TASK INSTRUCTIONS: Give back every line of the material below that has the string "collect".

MATERIAL PROVIDED:
_ _ _ _ _ _ _

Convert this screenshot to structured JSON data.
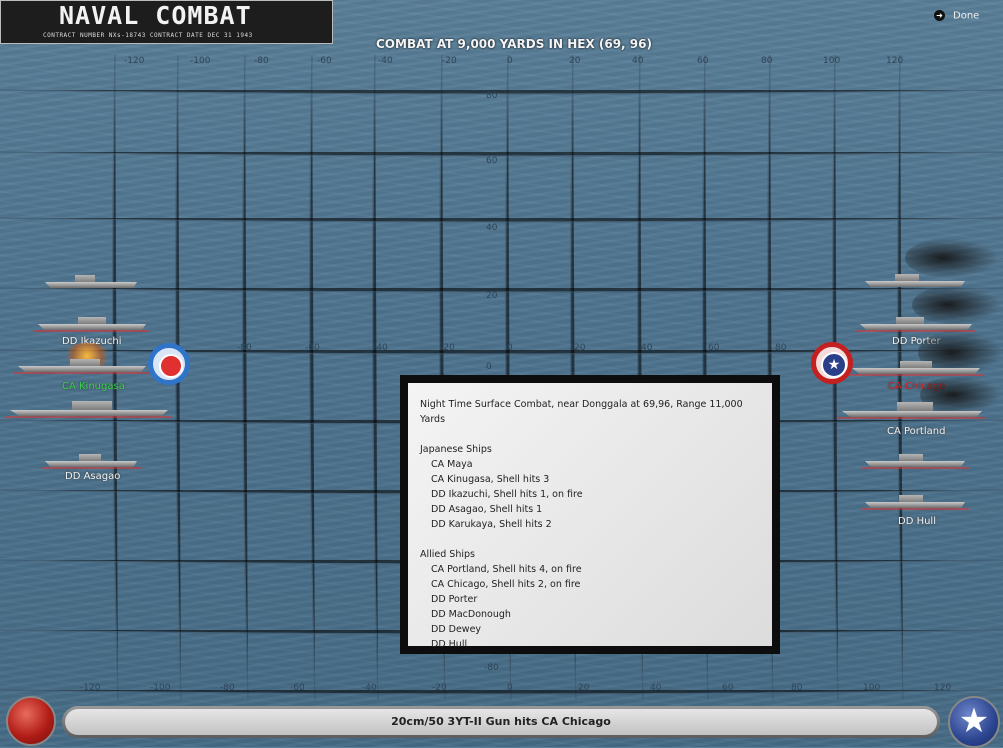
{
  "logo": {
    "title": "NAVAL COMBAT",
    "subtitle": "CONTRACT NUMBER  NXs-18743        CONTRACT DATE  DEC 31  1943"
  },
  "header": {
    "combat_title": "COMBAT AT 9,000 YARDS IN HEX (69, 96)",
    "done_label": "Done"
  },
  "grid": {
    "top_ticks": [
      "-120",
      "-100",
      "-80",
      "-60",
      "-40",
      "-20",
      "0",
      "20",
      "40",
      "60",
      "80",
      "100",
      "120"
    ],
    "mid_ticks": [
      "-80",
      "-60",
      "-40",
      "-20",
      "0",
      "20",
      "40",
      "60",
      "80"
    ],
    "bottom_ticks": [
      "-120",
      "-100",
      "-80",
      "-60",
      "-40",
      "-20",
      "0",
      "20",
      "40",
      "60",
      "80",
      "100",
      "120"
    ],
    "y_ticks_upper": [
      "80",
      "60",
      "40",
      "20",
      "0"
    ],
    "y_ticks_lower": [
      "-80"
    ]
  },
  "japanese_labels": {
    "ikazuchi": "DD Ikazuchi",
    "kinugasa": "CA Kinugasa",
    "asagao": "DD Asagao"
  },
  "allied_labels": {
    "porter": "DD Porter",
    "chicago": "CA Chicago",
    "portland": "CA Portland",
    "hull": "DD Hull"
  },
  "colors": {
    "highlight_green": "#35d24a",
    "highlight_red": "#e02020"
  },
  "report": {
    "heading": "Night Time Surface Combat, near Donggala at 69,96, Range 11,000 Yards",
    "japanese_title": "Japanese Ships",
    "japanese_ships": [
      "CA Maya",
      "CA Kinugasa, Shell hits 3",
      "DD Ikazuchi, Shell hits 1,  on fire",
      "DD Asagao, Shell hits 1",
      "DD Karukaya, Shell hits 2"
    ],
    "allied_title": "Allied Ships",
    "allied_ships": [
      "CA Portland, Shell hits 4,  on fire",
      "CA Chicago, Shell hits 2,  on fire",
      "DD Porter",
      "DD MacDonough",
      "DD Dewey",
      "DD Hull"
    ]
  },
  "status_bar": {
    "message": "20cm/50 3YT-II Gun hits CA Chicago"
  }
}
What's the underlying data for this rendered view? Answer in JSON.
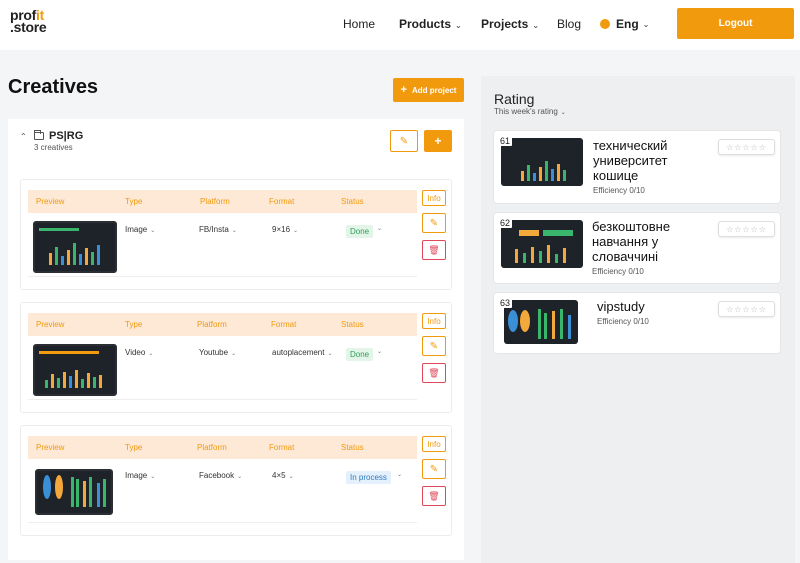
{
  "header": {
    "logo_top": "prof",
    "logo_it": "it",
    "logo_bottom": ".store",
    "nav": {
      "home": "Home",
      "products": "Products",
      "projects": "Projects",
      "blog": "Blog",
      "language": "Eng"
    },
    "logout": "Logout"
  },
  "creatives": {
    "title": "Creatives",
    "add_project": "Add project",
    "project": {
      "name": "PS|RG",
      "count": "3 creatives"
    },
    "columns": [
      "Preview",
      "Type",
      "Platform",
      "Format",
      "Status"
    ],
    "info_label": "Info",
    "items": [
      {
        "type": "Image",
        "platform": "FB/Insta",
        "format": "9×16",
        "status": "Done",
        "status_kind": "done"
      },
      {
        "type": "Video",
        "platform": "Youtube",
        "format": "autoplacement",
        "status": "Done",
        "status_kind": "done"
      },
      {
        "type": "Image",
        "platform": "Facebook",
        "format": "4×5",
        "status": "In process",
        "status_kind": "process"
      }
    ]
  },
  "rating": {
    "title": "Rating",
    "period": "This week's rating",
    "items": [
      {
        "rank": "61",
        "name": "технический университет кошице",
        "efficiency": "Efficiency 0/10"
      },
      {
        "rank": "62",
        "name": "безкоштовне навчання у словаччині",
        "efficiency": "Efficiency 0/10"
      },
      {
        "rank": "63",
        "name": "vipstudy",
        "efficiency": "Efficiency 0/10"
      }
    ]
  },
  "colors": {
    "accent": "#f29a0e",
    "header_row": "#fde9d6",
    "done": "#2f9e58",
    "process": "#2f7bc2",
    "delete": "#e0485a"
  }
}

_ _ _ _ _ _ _

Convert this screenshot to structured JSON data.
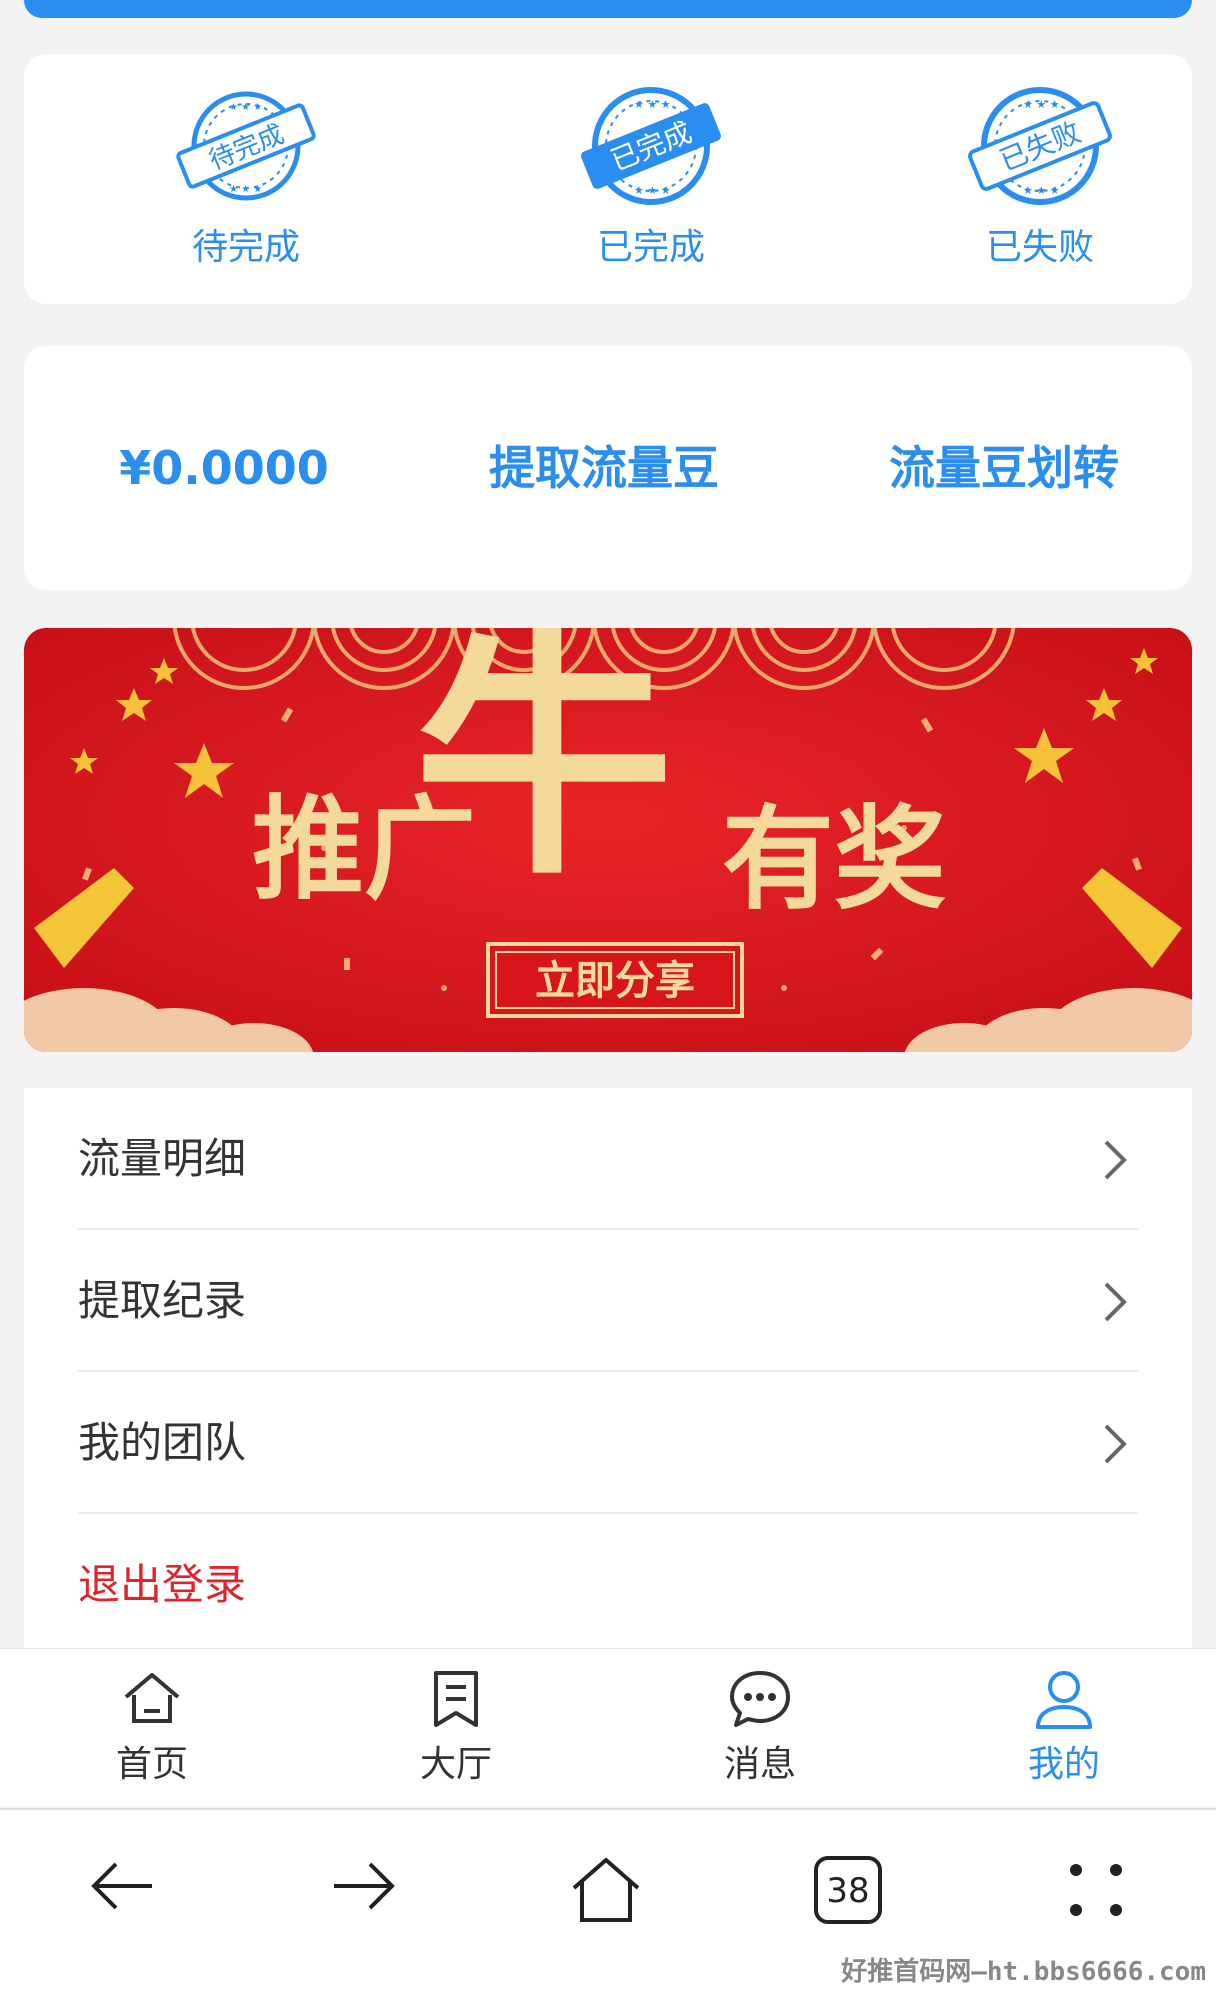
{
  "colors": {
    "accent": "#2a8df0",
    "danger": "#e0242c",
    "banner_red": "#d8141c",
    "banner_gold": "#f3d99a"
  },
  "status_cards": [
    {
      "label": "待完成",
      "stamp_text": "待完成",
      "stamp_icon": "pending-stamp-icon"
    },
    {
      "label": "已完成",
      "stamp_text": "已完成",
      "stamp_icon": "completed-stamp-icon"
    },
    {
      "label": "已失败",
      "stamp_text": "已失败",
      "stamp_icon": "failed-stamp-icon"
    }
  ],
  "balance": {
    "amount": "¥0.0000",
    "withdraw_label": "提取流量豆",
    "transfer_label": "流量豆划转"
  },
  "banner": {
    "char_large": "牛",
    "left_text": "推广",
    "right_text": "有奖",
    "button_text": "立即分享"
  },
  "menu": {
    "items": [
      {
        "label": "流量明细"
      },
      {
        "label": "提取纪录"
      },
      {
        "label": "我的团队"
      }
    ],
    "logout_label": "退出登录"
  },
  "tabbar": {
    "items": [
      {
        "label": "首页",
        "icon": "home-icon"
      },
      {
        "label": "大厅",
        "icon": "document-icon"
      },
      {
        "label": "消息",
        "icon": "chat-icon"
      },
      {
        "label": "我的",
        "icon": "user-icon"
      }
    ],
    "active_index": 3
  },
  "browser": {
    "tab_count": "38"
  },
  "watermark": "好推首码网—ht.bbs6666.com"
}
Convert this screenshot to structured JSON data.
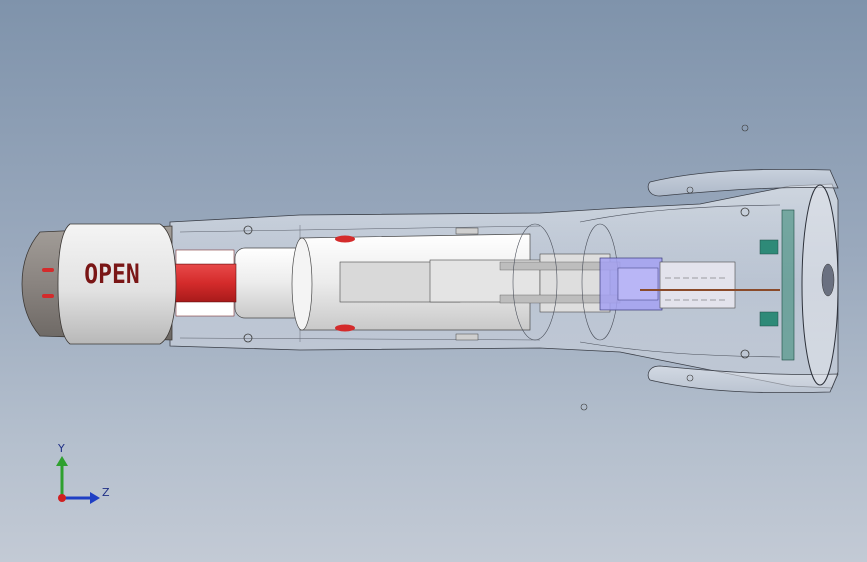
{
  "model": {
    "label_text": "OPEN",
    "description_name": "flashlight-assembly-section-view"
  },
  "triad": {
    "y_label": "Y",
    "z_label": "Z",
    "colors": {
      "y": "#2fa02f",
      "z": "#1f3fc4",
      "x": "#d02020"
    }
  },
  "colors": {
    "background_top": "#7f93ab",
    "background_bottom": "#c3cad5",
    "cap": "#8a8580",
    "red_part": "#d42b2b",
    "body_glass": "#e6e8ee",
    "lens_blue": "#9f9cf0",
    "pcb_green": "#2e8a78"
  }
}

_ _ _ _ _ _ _

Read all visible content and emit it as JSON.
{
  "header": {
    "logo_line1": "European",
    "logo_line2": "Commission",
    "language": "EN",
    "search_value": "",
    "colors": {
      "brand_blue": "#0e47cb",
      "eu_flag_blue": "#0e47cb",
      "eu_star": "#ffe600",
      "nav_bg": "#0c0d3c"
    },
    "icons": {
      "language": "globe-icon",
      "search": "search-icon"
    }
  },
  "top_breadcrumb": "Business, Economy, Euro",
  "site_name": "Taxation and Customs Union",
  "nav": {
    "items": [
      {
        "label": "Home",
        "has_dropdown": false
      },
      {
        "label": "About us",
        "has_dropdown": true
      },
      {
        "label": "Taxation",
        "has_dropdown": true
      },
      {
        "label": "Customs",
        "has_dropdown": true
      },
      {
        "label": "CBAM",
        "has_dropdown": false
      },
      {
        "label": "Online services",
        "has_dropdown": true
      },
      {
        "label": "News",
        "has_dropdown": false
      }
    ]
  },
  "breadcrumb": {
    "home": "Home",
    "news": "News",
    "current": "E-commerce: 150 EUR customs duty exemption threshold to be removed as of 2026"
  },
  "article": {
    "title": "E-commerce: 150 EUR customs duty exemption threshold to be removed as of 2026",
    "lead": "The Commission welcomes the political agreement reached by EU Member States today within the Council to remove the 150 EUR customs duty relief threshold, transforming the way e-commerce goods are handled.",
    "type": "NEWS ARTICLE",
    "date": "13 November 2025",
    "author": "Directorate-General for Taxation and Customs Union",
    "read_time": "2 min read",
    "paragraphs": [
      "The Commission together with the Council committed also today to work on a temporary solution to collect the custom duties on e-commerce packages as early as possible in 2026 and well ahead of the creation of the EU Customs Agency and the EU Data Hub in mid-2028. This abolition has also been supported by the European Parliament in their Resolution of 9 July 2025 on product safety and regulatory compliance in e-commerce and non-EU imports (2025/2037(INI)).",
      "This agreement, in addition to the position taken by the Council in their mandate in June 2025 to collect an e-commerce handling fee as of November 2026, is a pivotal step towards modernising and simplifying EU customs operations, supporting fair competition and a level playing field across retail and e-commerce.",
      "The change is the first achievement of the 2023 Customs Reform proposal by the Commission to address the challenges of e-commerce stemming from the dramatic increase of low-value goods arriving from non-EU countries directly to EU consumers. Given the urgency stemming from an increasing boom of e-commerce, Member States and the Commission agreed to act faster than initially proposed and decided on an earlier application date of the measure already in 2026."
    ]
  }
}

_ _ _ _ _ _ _

SOLUTION BELOW:
      "The Commission together with the Council committed also today to work on a temporary solution to collect the custom duties on e-commerce packages as early as possible in 2026 and well ahead of the creation of the EU Customs Agency and the EU Data Hub in mid-2028. This abolition has also been supported by the European Parliament in their Resolution of 9 July 2025 on product safety and regulatory compliance in e-commerce and non-EU imports (2025/2037(INI)).",
      "This agreement, in addition to the position taken by the Council in their mandate in June 2025 to collect an e-commerce handling fee as of November 2026, is a pivotal step towards modernising and simplifying EU customs operations, supporting fair competition and a level playing field across retail and e-commerce.",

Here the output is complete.